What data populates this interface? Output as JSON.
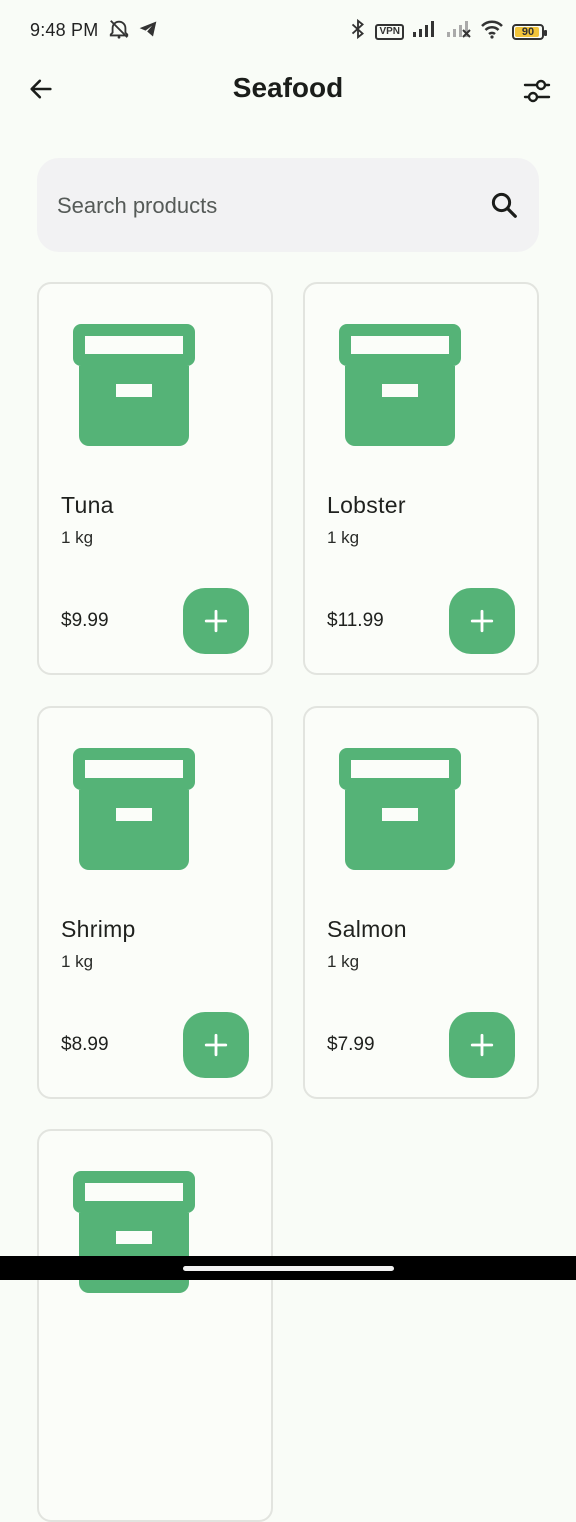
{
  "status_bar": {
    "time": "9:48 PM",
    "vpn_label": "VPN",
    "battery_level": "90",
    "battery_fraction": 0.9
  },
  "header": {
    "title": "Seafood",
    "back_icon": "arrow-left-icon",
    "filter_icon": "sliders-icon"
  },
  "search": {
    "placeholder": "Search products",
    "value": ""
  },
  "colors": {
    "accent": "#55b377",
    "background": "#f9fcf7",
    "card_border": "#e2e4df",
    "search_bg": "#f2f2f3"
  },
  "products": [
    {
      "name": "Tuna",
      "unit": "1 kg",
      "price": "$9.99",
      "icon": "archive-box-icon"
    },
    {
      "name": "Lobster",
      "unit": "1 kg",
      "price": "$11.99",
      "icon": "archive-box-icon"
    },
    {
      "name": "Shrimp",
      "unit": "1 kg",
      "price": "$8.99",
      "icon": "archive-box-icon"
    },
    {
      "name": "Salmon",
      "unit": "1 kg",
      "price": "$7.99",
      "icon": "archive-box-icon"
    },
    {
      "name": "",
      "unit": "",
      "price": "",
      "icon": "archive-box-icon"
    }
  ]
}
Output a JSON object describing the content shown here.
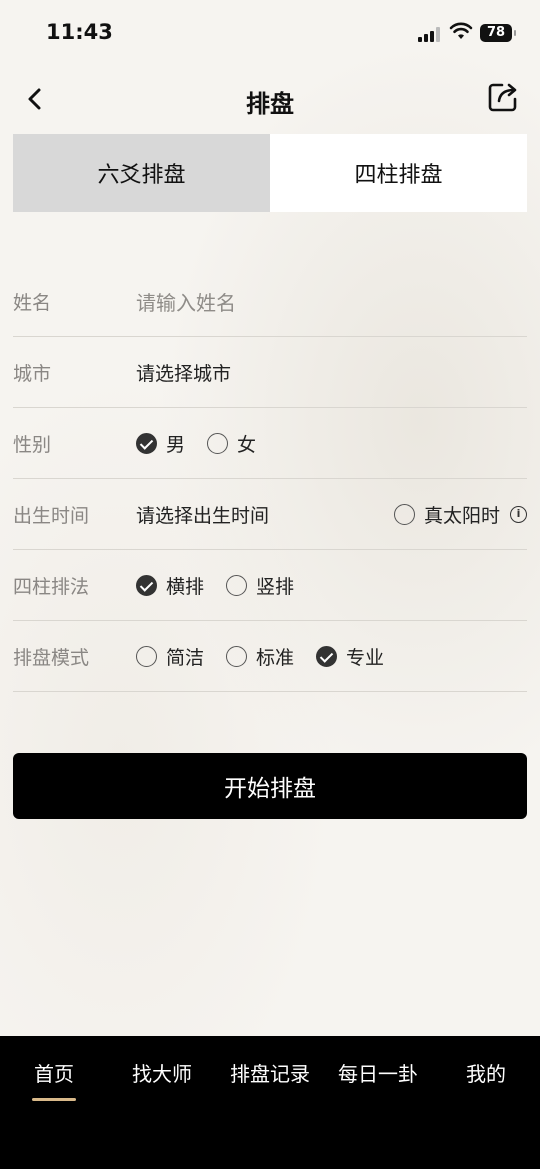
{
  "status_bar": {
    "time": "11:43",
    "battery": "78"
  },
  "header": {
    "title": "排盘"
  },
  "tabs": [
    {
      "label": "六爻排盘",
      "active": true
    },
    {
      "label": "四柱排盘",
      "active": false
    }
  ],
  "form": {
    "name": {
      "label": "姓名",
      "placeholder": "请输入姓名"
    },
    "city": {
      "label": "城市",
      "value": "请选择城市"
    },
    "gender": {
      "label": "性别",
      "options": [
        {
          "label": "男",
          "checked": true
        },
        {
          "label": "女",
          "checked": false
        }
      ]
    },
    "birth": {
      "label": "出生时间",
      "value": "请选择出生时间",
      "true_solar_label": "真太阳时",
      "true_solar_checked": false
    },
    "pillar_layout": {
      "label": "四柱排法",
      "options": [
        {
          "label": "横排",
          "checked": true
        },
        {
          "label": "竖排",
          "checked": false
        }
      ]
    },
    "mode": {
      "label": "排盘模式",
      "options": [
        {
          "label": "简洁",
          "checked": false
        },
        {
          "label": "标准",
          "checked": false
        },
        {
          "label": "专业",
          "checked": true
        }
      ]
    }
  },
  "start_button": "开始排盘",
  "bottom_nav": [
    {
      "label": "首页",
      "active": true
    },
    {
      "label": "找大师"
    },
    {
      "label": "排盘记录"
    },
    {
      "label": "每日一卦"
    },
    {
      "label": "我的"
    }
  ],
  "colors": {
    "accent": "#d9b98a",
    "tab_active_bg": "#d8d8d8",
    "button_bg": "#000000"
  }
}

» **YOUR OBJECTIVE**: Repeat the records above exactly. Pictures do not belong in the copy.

» **FINAL ANSWER**:
What data populates this interface? Output as JSON.
{
  "status_bar": {
    "time": "9:48 PM",
    "vpn_label": "VPN",
    "battery_level": "90",
    "battery_fraction": 0.9
  },
  "header": {
    "title": "Seafood",
    "back_icon": "arrow-left-icon",
    "filter_icon": "sliders-icon"
  },
  "search": {
    "placeholder": "Search products",
    "value": ""
  },
  "colors": {
    "accent": "#55b377",
    "background": "#f9fcf7",
    "card_border": "#e2e4df",
    "search_bg": "#f2f2f3"
  },
  "products": [
    {
      "name": "Tuna",
      "unit": "1 kg",
      "price": "$9.99",
      "icon": "archive-box-icon"
    },
    {
      "name": "Lobster",
      "unit": "1 kg",
      "price": "$11.99",
      "icon": "archive-box-icon"
    },
    {
      "name": "Shrimp",
      "unit": "1 kg",
      "price": "$8.99",
      "icon": "archive-box-icon"
    },
    {
      "name": "Salmon",
      "unit": "1 kg",
      "price": "$7.99",
      "icon": "archive-box-icon"
    },
    {
      "name": "",
      "unit": "",
      "price": "",
      "icon": "archive-box-icon"
    }
  ]
}
Output a JSON object describing the content shown here.
{
  "status_bar": {
    "time": "11:43",
    "battery": "78"
  },
  "header": {
    "title": "排盘"
  },
  "tabs": [
    {
      "label": "六爻排盘",
      "active": true
    },
    {
      "label": "四柱排盘",
      "active": false
    }
  ],
  "form": {
    "name": {
      "label": "姓名",
      "placeholder": "请输入姓名"
    },
    "city": {
      "label": "城市",
      "value": "请选择城市"
    },
    "gender": {
      "label": "性别",
      "options": [
        {
          "label": "男",
          "checked": true
        },
        {
          "label": "女",
          "checked": false
        }
      ]
    },
    "birth": {
      "label": "出生时间",
      "value": "请选择出生时间",
      "true_solar_label": "真太阳时",
      "true_solar_checked": false
    },
    "pillar_layout": {
      "label": "四柱排法",
      "options": [
        {
          "label": "横排",
          "checked": true
        },
        {
          "label": "竖排",
          "checked": false
        }
      ]
    },
    "mode": {
      "label": "排盘模式",
      "options": [
        {
          "label": "简洁",
          "checked": false
        },
        {
          "label": "标准",
          "checked": false
        },
        {
          "label": "专业",
          "checked": true
        }
      ]
    }
  },
  "start_button": "开始排盘",
  "bottom_nav": [
    {
      "label": "首页",
      "active": true
    },
    {
      "label": "找大师"
    },
    {
      "label": "排盘记录"
    },
    {
      "label": "每日一卦"
    },
    {
      "label": "我的"
    }
  ],
  "colors": {
    "accent": "#d9b98a",
    "tab_active_bg": "#d8d8d8",
    "button_bg": "#000000"
  }
}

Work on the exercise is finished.